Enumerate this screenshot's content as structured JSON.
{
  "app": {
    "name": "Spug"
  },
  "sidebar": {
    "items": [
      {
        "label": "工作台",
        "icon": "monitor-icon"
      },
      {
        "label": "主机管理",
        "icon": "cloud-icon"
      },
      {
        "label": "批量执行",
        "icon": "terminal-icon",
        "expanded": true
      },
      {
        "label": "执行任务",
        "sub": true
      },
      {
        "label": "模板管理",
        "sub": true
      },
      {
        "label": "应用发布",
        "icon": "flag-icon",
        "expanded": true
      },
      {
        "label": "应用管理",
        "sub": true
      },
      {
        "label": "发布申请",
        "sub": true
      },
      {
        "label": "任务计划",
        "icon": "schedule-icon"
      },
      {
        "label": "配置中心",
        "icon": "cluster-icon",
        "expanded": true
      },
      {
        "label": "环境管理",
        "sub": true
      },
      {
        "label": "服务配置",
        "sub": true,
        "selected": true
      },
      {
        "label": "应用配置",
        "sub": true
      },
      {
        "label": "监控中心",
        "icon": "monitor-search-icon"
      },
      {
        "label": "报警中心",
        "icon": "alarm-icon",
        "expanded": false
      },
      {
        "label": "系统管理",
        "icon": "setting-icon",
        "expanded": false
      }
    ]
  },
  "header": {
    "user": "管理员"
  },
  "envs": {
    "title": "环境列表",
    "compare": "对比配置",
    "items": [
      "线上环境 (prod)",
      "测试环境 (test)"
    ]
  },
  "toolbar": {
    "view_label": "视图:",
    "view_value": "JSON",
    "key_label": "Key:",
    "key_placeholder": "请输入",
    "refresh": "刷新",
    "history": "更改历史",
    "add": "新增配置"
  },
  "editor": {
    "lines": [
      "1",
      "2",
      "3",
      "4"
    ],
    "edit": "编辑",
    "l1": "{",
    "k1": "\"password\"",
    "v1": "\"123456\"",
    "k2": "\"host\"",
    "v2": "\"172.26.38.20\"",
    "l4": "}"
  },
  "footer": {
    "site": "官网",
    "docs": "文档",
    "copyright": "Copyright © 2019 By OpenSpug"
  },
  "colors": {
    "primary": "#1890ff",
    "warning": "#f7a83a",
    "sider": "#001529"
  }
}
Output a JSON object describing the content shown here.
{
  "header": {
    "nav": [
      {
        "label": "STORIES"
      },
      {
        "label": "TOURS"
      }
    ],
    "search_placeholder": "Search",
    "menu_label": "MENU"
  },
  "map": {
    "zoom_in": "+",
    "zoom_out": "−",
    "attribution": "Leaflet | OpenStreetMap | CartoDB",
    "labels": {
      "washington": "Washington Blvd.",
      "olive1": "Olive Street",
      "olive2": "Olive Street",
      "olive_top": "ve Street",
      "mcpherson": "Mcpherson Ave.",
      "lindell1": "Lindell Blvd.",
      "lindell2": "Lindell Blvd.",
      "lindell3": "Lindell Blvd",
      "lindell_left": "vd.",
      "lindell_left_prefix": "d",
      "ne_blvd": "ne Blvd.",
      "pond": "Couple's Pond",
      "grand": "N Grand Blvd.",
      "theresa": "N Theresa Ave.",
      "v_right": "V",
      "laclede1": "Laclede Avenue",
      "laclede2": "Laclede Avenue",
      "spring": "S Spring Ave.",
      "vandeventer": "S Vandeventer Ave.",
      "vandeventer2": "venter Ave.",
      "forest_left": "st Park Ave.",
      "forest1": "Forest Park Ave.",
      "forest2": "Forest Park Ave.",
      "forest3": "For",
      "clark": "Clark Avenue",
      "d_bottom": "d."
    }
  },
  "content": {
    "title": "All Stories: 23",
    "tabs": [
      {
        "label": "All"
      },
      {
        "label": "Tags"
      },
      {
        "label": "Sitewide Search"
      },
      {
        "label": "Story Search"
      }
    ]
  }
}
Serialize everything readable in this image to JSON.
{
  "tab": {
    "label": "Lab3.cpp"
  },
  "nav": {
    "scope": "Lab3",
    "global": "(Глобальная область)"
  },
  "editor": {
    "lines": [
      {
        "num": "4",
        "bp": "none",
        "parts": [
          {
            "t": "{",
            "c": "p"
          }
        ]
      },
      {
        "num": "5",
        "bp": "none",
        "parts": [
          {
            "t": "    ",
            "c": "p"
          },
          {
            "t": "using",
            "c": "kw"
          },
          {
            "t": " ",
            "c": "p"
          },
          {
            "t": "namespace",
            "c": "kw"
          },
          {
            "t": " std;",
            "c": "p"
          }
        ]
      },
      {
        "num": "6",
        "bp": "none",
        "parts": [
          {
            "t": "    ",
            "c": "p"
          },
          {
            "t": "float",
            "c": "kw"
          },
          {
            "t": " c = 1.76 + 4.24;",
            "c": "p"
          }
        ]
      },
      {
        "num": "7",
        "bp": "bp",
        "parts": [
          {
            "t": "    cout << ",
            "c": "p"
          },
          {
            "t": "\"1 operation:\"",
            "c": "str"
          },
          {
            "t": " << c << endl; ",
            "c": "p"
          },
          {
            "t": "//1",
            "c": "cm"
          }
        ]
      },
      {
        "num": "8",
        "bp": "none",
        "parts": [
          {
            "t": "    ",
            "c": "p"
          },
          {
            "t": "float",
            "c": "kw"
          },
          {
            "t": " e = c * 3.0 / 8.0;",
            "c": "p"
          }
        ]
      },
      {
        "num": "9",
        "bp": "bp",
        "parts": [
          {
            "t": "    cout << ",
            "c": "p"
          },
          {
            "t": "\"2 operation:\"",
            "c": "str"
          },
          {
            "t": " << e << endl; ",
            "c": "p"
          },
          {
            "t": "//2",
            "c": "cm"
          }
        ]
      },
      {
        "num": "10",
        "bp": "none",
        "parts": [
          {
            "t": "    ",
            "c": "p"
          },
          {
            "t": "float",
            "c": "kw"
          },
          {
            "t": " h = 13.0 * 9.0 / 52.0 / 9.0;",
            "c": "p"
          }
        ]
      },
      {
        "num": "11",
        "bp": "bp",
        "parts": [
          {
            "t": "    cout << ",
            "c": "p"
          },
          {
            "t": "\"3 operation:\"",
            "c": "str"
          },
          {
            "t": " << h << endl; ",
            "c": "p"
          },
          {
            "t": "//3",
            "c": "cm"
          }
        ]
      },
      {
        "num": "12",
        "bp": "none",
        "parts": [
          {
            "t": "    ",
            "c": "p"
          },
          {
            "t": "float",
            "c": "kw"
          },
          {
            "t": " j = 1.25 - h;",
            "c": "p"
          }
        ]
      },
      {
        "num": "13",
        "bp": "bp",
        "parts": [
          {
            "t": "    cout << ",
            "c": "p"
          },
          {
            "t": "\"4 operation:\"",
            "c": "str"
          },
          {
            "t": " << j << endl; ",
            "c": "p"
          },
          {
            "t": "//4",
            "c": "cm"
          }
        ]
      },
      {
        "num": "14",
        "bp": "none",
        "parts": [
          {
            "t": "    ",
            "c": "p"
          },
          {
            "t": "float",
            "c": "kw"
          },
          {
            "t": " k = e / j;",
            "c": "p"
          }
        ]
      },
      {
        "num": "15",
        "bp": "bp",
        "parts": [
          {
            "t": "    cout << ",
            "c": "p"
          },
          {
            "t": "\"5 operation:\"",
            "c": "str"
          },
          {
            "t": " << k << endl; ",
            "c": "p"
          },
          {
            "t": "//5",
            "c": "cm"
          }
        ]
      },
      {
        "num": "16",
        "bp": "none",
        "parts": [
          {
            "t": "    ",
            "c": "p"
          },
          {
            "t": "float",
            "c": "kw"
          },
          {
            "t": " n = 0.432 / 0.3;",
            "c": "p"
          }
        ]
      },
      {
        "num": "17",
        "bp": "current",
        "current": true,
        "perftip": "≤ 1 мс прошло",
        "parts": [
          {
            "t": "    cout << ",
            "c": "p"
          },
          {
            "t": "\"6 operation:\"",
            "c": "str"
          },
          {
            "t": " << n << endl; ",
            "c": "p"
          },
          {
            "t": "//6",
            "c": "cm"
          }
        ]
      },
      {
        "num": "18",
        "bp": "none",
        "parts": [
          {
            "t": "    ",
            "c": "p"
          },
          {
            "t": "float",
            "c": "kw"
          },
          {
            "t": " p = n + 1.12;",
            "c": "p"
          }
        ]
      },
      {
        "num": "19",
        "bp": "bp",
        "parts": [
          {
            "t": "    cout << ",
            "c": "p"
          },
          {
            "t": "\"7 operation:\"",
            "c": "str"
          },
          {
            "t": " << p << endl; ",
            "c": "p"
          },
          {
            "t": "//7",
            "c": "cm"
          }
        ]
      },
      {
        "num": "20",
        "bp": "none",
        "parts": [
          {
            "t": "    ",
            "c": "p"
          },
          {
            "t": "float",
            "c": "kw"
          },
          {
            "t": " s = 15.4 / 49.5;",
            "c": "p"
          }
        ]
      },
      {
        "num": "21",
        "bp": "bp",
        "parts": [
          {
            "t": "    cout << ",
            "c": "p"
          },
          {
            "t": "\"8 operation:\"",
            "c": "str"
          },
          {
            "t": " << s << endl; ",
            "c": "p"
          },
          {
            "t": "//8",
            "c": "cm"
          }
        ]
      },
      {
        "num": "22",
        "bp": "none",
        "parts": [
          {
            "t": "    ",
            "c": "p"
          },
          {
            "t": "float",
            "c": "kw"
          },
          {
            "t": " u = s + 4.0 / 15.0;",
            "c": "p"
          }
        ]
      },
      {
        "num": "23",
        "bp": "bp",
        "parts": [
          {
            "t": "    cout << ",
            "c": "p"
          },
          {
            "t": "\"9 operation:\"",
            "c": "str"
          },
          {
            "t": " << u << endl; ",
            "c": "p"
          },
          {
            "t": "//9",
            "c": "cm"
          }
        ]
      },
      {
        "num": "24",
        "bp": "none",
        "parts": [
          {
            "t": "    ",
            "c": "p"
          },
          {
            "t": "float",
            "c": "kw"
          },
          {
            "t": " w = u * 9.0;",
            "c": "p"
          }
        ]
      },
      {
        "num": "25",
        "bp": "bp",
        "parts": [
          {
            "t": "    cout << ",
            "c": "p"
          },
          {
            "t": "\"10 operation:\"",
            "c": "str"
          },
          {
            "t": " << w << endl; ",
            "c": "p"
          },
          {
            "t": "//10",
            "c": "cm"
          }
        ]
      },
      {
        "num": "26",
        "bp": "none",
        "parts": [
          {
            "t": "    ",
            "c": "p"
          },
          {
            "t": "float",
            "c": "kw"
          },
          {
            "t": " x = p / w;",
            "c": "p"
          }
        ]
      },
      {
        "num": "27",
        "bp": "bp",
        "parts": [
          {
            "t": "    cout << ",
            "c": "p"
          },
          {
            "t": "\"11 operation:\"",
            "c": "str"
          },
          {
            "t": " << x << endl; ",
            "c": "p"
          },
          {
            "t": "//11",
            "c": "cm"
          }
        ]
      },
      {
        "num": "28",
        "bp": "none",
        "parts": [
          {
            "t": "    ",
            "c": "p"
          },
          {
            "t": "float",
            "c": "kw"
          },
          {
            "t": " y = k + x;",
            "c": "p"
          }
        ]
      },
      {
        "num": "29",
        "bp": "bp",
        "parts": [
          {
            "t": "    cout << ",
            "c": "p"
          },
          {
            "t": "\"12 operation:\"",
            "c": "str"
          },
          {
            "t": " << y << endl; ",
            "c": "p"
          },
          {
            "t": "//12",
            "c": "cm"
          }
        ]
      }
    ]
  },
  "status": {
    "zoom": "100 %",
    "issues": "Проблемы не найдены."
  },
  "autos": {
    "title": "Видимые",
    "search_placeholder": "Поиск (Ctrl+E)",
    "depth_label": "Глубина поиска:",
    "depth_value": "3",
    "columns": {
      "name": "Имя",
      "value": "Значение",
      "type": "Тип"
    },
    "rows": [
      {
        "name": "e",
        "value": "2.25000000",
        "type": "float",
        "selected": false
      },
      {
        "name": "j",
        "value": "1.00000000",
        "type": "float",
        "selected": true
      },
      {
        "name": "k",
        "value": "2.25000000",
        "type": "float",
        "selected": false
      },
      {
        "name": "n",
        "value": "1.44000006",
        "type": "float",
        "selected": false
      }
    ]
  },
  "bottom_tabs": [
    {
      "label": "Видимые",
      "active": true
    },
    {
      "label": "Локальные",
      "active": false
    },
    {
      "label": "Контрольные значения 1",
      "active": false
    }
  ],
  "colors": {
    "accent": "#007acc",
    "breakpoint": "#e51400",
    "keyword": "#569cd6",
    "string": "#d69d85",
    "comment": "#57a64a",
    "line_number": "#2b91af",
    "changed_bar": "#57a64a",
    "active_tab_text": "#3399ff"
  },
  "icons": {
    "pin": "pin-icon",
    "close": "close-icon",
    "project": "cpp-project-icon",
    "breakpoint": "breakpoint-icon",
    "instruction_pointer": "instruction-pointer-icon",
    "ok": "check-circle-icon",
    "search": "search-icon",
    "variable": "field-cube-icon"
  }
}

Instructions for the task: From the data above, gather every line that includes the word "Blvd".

Your solution:
      "washington": "Washington Blvd.",
      "lindell1": "Lindell Blvd.",
      "lindell2": "Lindell Blvd.",
      "lindell3": "Lindell Blvd",
      "ne_blvd": "ne Blvd.",
      "grand": "N Grand Blvd.",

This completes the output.